» **Assignment**
Could every line below be written out exactly as it appears?

» **Material to process**
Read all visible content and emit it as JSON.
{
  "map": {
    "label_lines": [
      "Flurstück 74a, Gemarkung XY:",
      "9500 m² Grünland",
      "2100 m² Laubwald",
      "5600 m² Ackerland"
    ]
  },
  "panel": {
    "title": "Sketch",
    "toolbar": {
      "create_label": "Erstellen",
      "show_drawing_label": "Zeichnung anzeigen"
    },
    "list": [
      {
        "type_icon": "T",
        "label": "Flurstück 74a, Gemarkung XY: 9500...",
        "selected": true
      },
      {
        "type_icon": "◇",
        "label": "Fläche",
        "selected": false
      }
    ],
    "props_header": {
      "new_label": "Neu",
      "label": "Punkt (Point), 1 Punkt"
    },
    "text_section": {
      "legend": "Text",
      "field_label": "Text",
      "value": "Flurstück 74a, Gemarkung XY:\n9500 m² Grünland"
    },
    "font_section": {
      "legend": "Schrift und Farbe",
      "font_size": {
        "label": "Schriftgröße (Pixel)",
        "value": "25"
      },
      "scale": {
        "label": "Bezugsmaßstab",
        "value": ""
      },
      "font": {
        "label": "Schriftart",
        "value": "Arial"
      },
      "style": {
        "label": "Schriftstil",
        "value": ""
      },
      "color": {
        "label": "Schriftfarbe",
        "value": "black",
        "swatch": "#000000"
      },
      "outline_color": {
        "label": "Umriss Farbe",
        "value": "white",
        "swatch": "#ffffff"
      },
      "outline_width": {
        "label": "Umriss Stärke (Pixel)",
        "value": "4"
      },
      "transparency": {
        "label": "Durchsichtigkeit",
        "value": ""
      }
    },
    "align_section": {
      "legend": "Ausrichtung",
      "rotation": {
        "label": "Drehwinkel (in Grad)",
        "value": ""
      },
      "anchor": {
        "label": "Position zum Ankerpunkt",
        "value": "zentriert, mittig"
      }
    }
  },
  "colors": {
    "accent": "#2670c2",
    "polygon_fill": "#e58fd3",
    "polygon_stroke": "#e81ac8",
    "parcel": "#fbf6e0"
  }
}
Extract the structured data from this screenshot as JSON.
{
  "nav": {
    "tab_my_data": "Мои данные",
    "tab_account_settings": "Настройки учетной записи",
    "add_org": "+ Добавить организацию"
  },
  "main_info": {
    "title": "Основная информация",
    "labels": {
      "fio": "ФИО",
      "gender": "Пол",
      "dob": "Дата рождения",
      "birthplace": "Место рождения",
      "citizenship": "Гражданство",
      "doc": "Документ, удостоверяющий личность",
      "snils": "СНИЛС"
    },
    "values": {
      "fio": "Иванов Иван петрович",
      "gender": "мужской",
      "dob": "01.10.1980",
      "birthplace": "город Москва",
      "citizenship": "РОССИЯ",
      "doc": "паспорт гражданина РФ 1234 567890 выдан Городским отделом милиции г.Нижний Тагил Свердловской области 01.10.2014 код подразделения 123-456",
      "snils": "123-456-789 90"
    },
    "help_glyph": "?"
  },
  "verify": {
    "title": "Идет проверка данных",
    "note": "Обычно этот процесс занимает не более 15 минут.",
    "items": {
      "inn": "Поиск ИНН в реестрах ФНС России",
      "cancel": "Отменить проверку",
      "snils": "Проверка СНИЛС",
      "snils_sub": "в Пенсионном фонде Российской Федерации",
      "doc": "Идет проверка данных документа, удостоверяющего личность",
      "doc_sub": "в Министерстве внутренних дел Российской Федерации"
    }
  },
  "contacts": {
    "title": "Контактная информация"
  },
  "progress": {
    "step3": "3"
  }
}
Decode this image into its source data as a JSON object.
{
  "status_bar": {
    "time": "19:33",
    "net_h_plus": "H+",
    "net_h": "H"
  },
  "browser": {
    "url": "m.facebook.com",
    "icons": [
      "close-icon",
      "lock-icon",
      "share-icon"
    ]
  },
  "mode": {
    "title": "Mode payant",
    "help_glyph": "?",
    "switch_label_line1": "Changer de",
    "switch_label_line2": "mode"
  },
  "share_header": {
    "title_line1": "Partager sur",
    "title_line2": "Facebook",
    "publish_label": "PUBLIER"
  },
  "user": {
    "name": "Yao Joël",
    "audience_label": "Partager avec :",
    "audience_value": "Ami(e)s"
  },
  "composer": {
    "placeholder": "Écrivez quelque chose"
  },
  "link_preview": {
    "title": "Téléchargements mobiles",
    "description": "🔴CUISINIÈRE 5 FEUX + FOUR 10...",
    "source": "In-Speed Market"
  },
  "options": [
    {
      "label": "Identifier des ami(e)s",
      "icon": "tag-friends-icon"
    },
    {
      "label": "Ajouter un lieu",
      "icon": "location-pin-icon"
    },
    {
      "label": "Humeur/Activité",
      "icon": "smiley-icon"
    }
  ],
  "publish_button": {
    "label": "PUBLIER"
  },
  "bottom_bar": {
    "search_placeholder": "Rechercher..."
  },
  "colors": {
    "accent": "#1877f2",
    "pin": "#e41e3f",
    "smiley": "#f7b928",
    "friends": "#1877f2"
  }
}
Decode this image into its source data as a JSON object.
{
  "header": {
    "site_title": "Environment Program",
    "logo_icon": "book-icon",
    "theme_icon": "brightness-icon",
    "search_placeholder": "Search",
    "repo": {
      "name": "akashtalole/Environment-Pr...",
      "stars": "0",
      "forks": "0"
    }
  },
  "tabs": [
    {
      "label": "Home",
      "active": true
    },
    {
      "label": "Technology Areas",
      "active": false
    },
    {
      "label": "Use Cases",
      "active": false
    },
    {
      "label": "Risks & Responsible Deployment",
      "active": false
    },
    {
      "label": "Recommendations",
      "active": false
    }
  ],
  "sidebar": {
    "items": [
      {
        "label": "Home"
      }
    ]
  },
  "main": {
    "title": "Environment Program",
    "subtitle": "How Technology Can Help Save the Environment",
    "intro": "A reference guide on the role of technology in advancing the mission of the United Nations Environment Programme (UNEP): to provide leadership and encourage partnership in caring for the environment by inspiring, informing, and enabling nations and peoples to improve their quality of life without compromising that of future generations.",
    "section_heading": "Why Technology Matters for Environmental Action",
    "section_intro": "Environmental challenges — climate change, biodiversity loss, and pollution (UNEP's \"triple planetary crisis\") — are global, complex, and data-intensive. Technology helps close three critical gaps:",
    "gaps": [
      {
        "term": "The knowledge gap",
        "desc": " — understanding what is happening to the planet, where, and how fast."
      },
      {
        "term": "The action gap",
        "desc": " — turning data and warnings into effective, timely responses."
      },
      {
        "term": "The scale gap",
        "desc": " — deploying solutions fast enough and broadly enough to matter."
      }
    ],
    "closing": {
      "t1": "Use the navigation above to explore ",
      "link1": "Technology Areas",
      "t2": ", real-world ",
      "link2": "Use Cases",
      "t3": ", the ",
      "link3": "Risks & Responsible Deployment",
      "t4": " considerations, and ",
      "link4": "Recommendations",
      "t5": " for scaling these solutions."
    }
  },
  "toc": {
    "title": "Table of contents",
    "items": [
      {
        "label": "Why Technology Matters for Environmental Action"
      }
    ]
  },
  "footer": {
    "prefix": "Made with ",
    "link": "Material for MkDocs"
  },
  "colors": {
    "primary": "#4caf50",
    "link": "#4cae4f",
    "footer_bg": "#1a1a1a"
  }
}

» **Solution to the exercise**
Read all visible content and emit it as JSON.
{
  "map": {
    "label_lines": [
      "Flurstück 74a, Gemarkung XY:",
      "9500 m² Grünland",
      "2100 m² Laubwald",
      "5600 m² Ackerland"
    ]
  },
  "panel": {
    "title": "Sketch",
    "toolbar": {
      "create_label": "Erstellen",
      "show_drawing_label": "Zeichnung anzeigen"
    },
    "list": [
      {
        "type_icon": "T",
        "label": "Flurstück 74a, Gemarkung XY: 9500...",
        "selected": true
      },
      {
        "type_icon": "◇",
        "label": "Fläche",
        "selected": false
      }
    ],
    "props_header": {
      "new_label": "Neu",
      "label": "Punkt (Point), 1 Punkt"
    },
    "text_section": {
      "legend": "Text",
      "field_label": "Text",
      "value": "Flurstück 74a, Gemarkung XY:\n9500 m² Grünland"
    },
    "font_section": {
      "legend": "Schrift und Farbe",
      "font_size": {
        "label": "Schriftgröße (Pixel)",
        "value": "25"
      },
      "scale": {
        "label": "Bezugsmaßstab",
        "value": ""
      },
      "font": {
        "label": "Schriftart",
        "value": "Arial"
      },
      "style": {
        "label": "Schriftstil",
        "value": ""
      },
      "color": {
        "label": "Schriftfarbe",
        "value": "black",
        "swatch": "#000000"
      },
      "outline_color": {
        "label": "Umriss Farbe",
        "value": "white",
        "swatch": "#ffffff"
      },
      "outline_width": {
        "label": "Umriss Stärke (Pixel)",
        "value": "4"
      },
      "transparency": {
        "label": "Durchsichtigkeit",
        "value": ""
      }
    },
    "align_section": {
      "legend": "Ausrichtung",
      "rotation": {
        "label": "Drehwinkel (in Grad)",
        "value": ""
      },
      "anchor": {
        "label": "Position zum Ankerpunkt",
        "value": "zentriert, mittig"
      }
    }
  },
  "colors": {
    "accent": "#2670c2",
    "polygon_fill": "#e58fd3",
    "polygon_stroke": "#e81ac8",
    "parcel": "#fbf6e0"
  }
}
Extract the structured data from this screenshot as JSON.
{
  "nav": {
    "tab_my_data": "Мои данные",
    "tab_account_settings": "Настройки учетной записи",
    "add_org": "+ Добавить организацию"
  },
  "main_info": {
    "title": "Основная информация",
    "labels": {
      "fio": "ФИО",
      "gender": "Пол",
      "dob": "Дата рождения",
      "birthplace": "Место рождения",
      "citizenship": "Гражданство",
      "doc": "Документ, удостоверяющий личность",
      "snils": "СНИЛС"
    },
    "values": {
      "fio": "Иванов Иван петрович",
      "gender": "мужской",
      "dob": "01.10.1980",
      "birthplace": "город Москва",
      "citizenship": "РОССИЯ",
      "doc": "паспорт гражданина РФ 1234 567890 выдан Городским отделом милиции г.Нижний Тагил Свердловской области 01.10.2014 код подразделения 123-456",
      "snils": "123-456-789 90"
    },
    "help_glyph": "?"
  },
  "verify": {
    "title": "Идет проверка данных",
    "note": "Обычно этот процесс занимает не более 15 минут.",
    "items": {
      "inn": "Поиск ИНН в реестрах ФНС России",
      "cancel": "Отменить проверку",
      "snils": "Проверка СНИЛС",
      "snils_sub": "в Пенсионном фонде Российской Федерации",
      "doc": "Идет проверка данных документа, удостоверяющего личность",
      "doc_sub": "в Министерстве внутренних дел Российской Федерации"
    }
  },
  "contacts": {
    "title": "Контактная информация"
  },
  "progress": {
    "step3": "3"
  }
}
Decode this image into its source data as a JSON object.
{
  "status_bar": {
    "time": "19:33",
    "net_h_plus": "H+",
    "net_h": "H"
  },
  "browser": {
    "url": "m.facebook.com",
    "icons": [
      "close-icon",
      "lock-icon",
      "share-icon"
    ]
  },
  "mode": {
    "title": "Mode payant",
    "help_glyph": "?",
    "switch_label_line1": "Changer de",
    "switch_label_line2": "mode"
  },
  "share_header": {
    "title_line1": "Partager sur",
    "title_line2": "Facebook",
    "publish_label": "PUBLIER"
  },
  "user": {
    "name": "Yao Joël",
    "audience_label": "Partager avec :",
    "audience_value": "Ami(e)s"
  },
  "composer": {
    "placeholder": "Écrivez quelque chose"
  },
  "link_preview": {
    "title": "Téléchargements mobiles",
    "description": "🔴CUISINIÈRE 5 FEUX + FOUR 10...",
    "source": "In-Speed Market"
  },
  "options": [
    {
      "label": "Identifier des ami(e)s",
      "icon": "tag-friends-icon"
    },
    {
      "label": "Ajouter un lieu",
      "icon": "location-pin-icon"
    },
    {
      "label": "Humeur/Activité",
      "icon": "smiley-icon"
    }
  ],
  "publish_button": {
    "label": "PUBLIER"
  },
  "bottom_bar": {
    "search_placeholder": "Rechercher..."
  },
  "colors": {
    "accent": "#1877f2",
    "pin": "#e41e3f",
    "smiley": "#f7b928",
    "friends": "#1877f2"
  }
}
Decode this image into its source data as a JSON object.
{
  "header": {
    "site_title": "Environment Program",
    "logo_icon": "book-icon",
    "theme_icon": "brightness-icon",
    "search_placeholder": "Search",
    "repo": {
      "name": "akashtalole/Environment-Pr...",
      "stars": "0",
      "forks": "0"
    }
  },
  "tabs": [
    {
      "label": "Home",
      "active": true
    },
    {
      "label": "Technology Areas",
      "active": false
    },
    {
      "label": "Use Cases",
      "active": false
    },
    {
      "label": "Risks & Responsible Deployment",
      "active": false
    },
    {
      "label": "Recommendations",
      "active": false
    }
  ],
  "sidebar": {
    "items": [
      {
        "label": "Home"
      }
    ]
  },
  "main": {
    "title": "Environment Program",
    "subtitle": "How Technology Can Help Save the Environment",
    "intro": "A reference guide on the role of technology in advancing the mission of the United Nations Environment Programme (UNEP): to provide leadership and encourage partnership in caring for the environment by inspiring, informing, and enabling nations and peoples to improve their quality of life without compromising that of future generations.",
    "section_heading": "Why Technology Matters for Environmental Action",
    "section_intro": "Environmental challenges — climate change, biodiversity loss, and pollution (UNEP's \"triple planetary crisis\") — are global, complex, and data-intensive. Technology helps close three critical gaps:",
    "gaps": [
      {
        "term": "The knowledge gap",
        "desc": " — understanding what is happening to the planet, where, and how fast."
      },
      {
        "term": "The action gap",
        "desc": " — turning data and warnings into effective, timely responses."
      },
      {
        "term": "The scale gap",
        "desc": " — deploying solutions fast enough and broadly enough to matter."
      }
    ],
    "closing": {
      "t1": "Use the navigation above to explore ",
      "link1": "Technology Areas",
      "t2": ", real-world ",
      "link2": "Use Cases",
      "t3": ", the ",
      "link3": "Risks & Responsible Deployment",
      "t4": " considerations, and ",
      "link4": "Recommendations",
      "t5": " for scaling these solutions."
    }
  },
  "toc": {
    "title": "Table of contents",
    "items": [
      {
        "label": "Why Technology Matters for Environmental Action"
      }
    ]
  },
  "footer": {
    "prefix": "Made with ",
    "link": "Material for MkDocs"
  },
  "colors": {
    "primary": "#4caf50",
    "link": "#4cae4f",
    "footer_bg": "#1a1a1a"
  }
}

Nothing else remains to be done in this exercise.